About this exercise:
An exact, complete copy of the entries below is required, minus any pictures.

(Data entries)
┄┄┄┄┄┄┄┄┄┄┄┄┄┄┄┄┄┄┄┄
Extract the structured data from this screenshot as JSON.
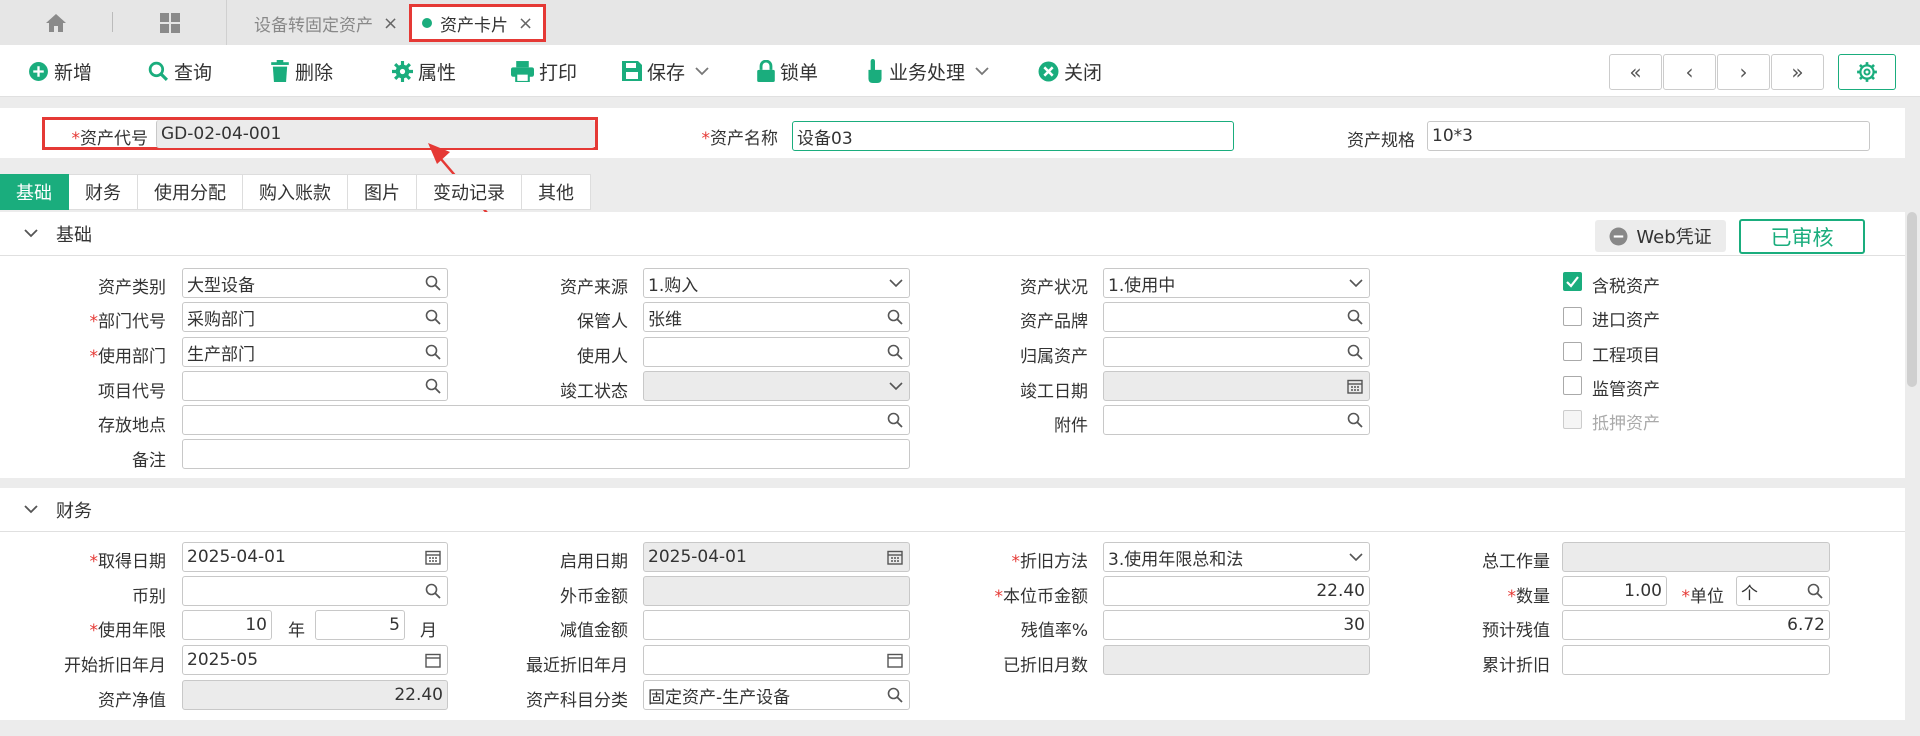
{
  "tabs": {
    "doc_tab_1": "设备转固定资产",
    "doc_tab_2": "资产卡片"
  },
  "toolbar": {
    "new": "新增",
    "query": "查询",
    "delete": "删除",
    "properties": "属性",
    "print": "打印",
    "save": "保存",
    "lock": "锁单",
    "business": "业务处理",
    "close": "关闭"
  },
  "header": {
    "asset_code_label": "资产代号",
    "asset_code": "GD-02-04-001",
    "asset_name_label": "资产名称",
    "asset_name": "设备03",
    "asset_spec_label": "资产规格",
    "asset_spec": "10*3"
  },
  "section_tabs": [
    "基础",
    "财务",
    "使用分配",
    "购入账款",
    "图片",
    "变动记录",
    "其他"
  ],
  "basic": {
    "title": "基础",
    "web_voucher": "Web凭证",
    "status": "已审核",
    "asset_category_label": "资产类别",
    "asset_category": "大型设备",
    "asset_source_label": "资产来源",
    "asset_source": "1.购入",
    "asset_status_label": "资产状况",
    "asset_status": "1.使用中",
    "dept_code_label": "部门代号",
    "dept_code": "采购部门",
    "custodian_label": "保管人",
    "custodian": "张维",
    "brand_label": "资产品牌",
    "brand": "",
    "use_dept_label": "使用部门",
    "use_dept": "生产部门",
    "user_label": "使用人",
    "user": "",
    "belong_asset_label": "归属资产",
    "belong_asset": "",
    "project_code_label": "项目代号",
    "project_code": "",
    "completion_status_label": "竣工状态",
    "completion_status": "",
    "completion_date_label": "竣工日期",
    "completion_date": "",
    "location_label": "存放地点",
    "location": "",
    "attachment_label": "附件",
    "attachment": "",
    "remark_label": "备注",
    "remark": "",
    "checkboxes": [
      {
        "label": "含税资产",
        "checked": true
      },
      {
        "label": "进口资产",
        "checked": false
      },
      {
        "label": "工程项目",
        "checked": false
      },
      {
        "label": "监管资产",
        "checked": false
      },
      {
        "label": "抵押资产",
        "checked": false
      }
    ]
  },
  "finance": {
    "title": "财务",
    "acq_date_label": "取得日期",
    "acq_date": "2025-04-01",
    "start_date_label": "启用日期",
    "start_date": "2025-04-01",
    "depr_method_label": "折旧方法",
    "depr_method": "3.使用年限总和法",
    "total_workload_label": "总工作量",
    "total_workload": "",
    "currency_label": "币别",
    "currency": "",
    "foreign_amount_label": "外币金额",
    "foreign_amount": "",
    "local_amount_label": "本位币金额",
    "local_amount": "22.40",
    "quantity_label": "数量",
    "quantity": "1.00",
    "unit_label": "单位",
    "unit": "个",
    "life_label": "使用年限",
    "life_years": "10",
    "year_unit": "年",
    "life_months": "5",
    "month_unit": "月",
    "impairment_label": "减值金额",
    "impairment": "",
    "residual_rate_label": "残值率%",
    "residual_rate": "30",
    "est_residual_label": "预计残值",
    "est_residual": "6.72",
    "depr_start_label": "开始折旧年月",
    "depr_start": "2025-05",
    "last_depr_label": "最近折旧年月",
    "last_depr": "",
    "depr_months_label": "已折旧月数",
    "depr_months": "",
    "accum_depr_label": "累计折旧",
    "accum_depr": "",
    "net_value_label": "资产净值",
    "net_value": "22.40",
    "subject_label": "资产科目分类",
    "subject": "固定资产-生产设备"
  }
}
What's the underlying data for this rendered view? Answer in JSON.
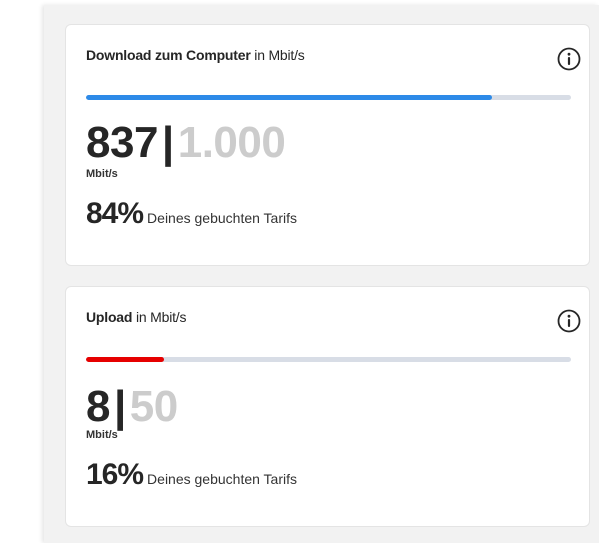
{
  "colors": {
    "download_bar": "#2d8ae8",
    "upload_bar": "#e60000",
    "track": "#d8dde6",
    "max_value": "#cccccc"
  },
  "download": {
    "title_bold": "Download zum Computer",
    "title_light": "in Mbit/s",
    "info_icon": "info-circle-icon",
    "current": "837",
    "separator": "|",
    "max": "1.000",
    "unit": "Mbit/s",
    "percent": "84%",
    "percent_label": "Deines gebuchten Tarifs",
    "progress_fraction": 0.837
  },
  "upload": {
    "title_bold": "Upload",
    "title_light": "in Mbit/s",
    "info_icon": "info-circle-icon",
    "current": "8",
    "separator": "|",
    "max": "50",
    "unit": "Mbit/s",
    "percent": "16%",
    "percent_label": "Deines gebuchten Tarifs",
    "progress_fraction": 0.16
  }
}
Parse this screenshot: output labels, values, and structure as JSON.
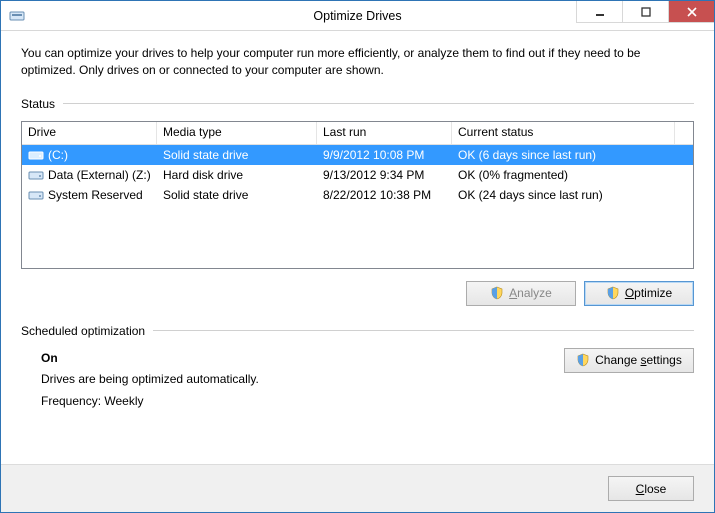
{
  "window": {
    "title": "Optimize Drives"
  },
  "description": "You can optimize your drives to help your computer run more efficiently, or analyze them to find out if they need to be optimized. Only drives on or connected to your computer are shown.",
  "status_label": "Status",
  "columns": {
    "drive": "Drive",
    "media": "Media type",
    "last": "Last run",
    "status": "Current status"
  },
  "drives": [
    {
      "name": "(C:)",
      "media": "Solid state drive",
      "last": "9/9/2012 10:08 PM",
      "status": "OK (6 days since last run)",
      "selected": true
    },
    {
      "name": "Data (External) (Z:)",
      "media": "Hard disk drive",
      "last": "9/13/2012 9:34 PM",
      "status": "OK (0% fragmented)",
      "selected": false
    },
    {
      "name": "System Reserved",
      "media": "Solid state drive",
      "last": "8/22/2012 10:38 PM",
      "status": "OK (24 days since last run)",
      "selected": false
    }
  ],
  "buttons": {
    "analyze_pre": "",
    "analyze_u": "A",
    "analyze_post": "nalyze",
    "optimize_pre": "",
    "optimize_u": "O",
    "optimize_post": "ptimize",
    "change_pre": "Change ",
    "change_u": "s",
    "change_post": "ettings",
    "close_pre": "",
    "close_u": "C",
    "close_post": "lose"
  },
  "scheduled": {
    "header": "Scheduled optimization",
    "state": "On",
    "line1": "Drives are being optimized automatically.",
    "line2": "Frequency: Weekly"
  }
}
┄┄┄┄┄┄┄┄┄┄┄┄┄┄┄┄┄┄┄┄
Written reply:
Extract the structured data from this screenshot as JSON.
{
  "tabs": {
    "doc_tab_1": "设备转固定资产",
    "doc_tab_2": "资产卡片"
  },
  "toolbar": {
    "new": "新增",
    "query": "查询",
    "delete": "删除",
    "properties": "属性",
    "print": "打印",
    "save": "保存",
    "lock": "锁单",
    "business": "业务处理",
    "close": "关闭"
  },
  "header": {
    "asset_code_label": "资产代号",
    "asset_code": "GD-02-04-001",
    "asset_name_label": "资产名称",
    "asset_name": "设备03",
    "asset_spec_label": "资产规格",
    "asset_spec": "10*3"
  },
  "section_tabs": [
    "基础",
    "财务",
    "使用分配",
    "购入账款",
    "图片",
    "变动记录",
    "其他"
  ],
  "basic": {
    "title": "基础",
    "web_voucher": "Web凭证",
    "status": "已审核",
    "asset_category_label": "资产类别",
    "asset_category": "大型设备",
    "asset_source_label": "资产来源",
    "asset_source": "1.购入",
    "asset_status_label": "资产状况",
    "asset_status": "1.使用中",
    "dept_code_label": "部门代号",
    "dept_code": "采购部门",
    "custodian_label": "保管人",
    "custodian": "张维",
    "brand_label": "资产品牌",
    "brand": "",
    "use_dept_label": "使用部门",
    "use_dept": "生产部门",
    "user_label": "使用人",
    "user": "",
    "belong_asset_label": "归属资产",
    "belong_asset": "",
    "project_code_label": "项目代号",
    "project_code": "",
    "completion_status_label": "竣工状态",
    "completion_status": "",
    "completion_date_label": "竣工日期",
    "completion_date": "",
    "location_label": "存放地点",
    "location": "",
    "attachment_label": "附件",
    "attachment": "",
    "remark_label": "备注",
    "remark": "",
    "checkboxes": [
      {
        "label": "含税资产",
        "checked": true
      },
      {
        "label": "进口资产",
        "checked": false
      },
      {
        "label": "工程项目",
        "checked": false
      },
      {
        "label": "监管资产",
        "checked": false
      },
      {
        "label": "抵押资产",
        "checked": false
      }
    ]
  },
  "finance": {
    "title": "财务",
    "acq_date_label": "取得日期",
    "acq_date": "2025-04-01",
    "start_date_label": "启用日期",
    "start_date": "2025-04-01",
    "depr_method_label": "折旧方法",
    "depr_method": "3.使用年限总和法",
    "total_workload_label": "总工作量",
    "total_workload": "",
    "currency_label": "币别",
    "currency": "",
    "foreign_amount_label": "外币金额",
    "foreign_amount": "",
    "local_amount_label": "本位币金额",
    "local_amount": "22.40",
    "quantity_label": "数量",
    "quantity": "1.00",
    "unit_label": "单位",
    "unit": "个",
    "life_label": "使用年限",
    "life_years": "10",
    "year_unit": "年",
    "life_months": "5",
    "month_unit": "月",
    "impairment_label": "减值金额",
    "impairment": "",
    "residual_rate_label": "残值率%",
    "residual_rate": "30",
    "est_residual_label": "预计残值",
    "est_residual": "6.72",
    "depr_start_label": "开始折旧年月",
    "depr_start": "2025-05",
    "last_depr_label": "最近折旧年月",
    "last_depr": "",
    "depr_months_label": "已折旧月数",
    "depr_months": "",
    "accum_depr_label": "累计折旧",
    "accum_depr": "",
    "net_value_label": "资产净值",
    "net_value": "22.40",
    "subject_label": "资产科目分类",
    "subject": "固定资产-生产设备"
  }
}
What's the underlying data for this rendered view? Answer in JSON.
{
  "colors": {
    "download_bar": "#2d8ae8",
    "upload_bar": "#e60000",
    "track": "#d8dde6",
    "max_value": "#cccccc"
  },
  "download": {
    "title_bold": "Download zum Computer",
    "title_light": "in Mbit/s",
    "info_icon": "info-circle-icon",
    "current": "837",
    "separator": "|",
    "max": "1.000",
    "unit": "Mbit/s",
    "percent": "84%",
    "percent_label": "Deines gebuchten Tarifs",
    "progress_fraction": 0.837
  },
  "upload": {
    "title_bold": "Upload",
    "title_light": "in Mbit/s",
    "info_icon": "info-circle-icon",
    "current": "8",
    "separator": "|",
    "max": "50",
    "unit": "Mbit/s",
    "percent": "16%",
    "percent_label": "Deines gebuchten Tarifs",
    "progress_fraction": 0.16
  }
}
Parse this screenshot: output labels, values, and structure as JSON.
{
  "window": {
    "title": "Optimize Drives"
  },
  "description": "You can optimize your drives to help your computer run more efficiently, or analyze them to find out if they need to be optimized. Only drives on or connected to your computer are shown.",
  "status_label": "Status",
  "columns": {
    "drive": "Drive",
    "media": "Media type",
    "last": "Last run",
    "status": "Current status"
  },
  "drives": [
    {
      "name": "(C:)",
      "media": "Solid state drive",
      "last": "9/9/2012 10:08 PM",
      "status": "OK (6 days since last run)",
      "selected": true
    },
    {
      "name": "Data (External) (Z:)",
      "media": "Hard disk drive",
      "last": "9/13/2012 9:34 PM",
      "status": "OK (0% fragmented)",
      "selected": false
    },
    {
      "name": "System Reserved",
      "media": "Solid state drive",
      "last": "8/22/2012 10:38 PM",
      "status": "OK (24 days since last run)",
      "selected": false
    }
  ],
  "buttons": {
    "analyze_pre": "",
    "analyze_u": "A",
    "analyze_post": "nalyze",
    "optimize_pre": "",
    "optimize_u": "O",
    "optimize_post": "ptimize",
    "change_pre": "Change ",
    "change_u": "s",
    "change_post": "ettings",
    "close_pre": "",
    "close_u": "C",
    "close_post": "lose"
  },
  "scheduled": {
    "header": "Scheduled optimization",
    "state": "On",
    "line1": "Drives are being optimized automatically.",
    "line2": "Frequency: Weekly"
  }
}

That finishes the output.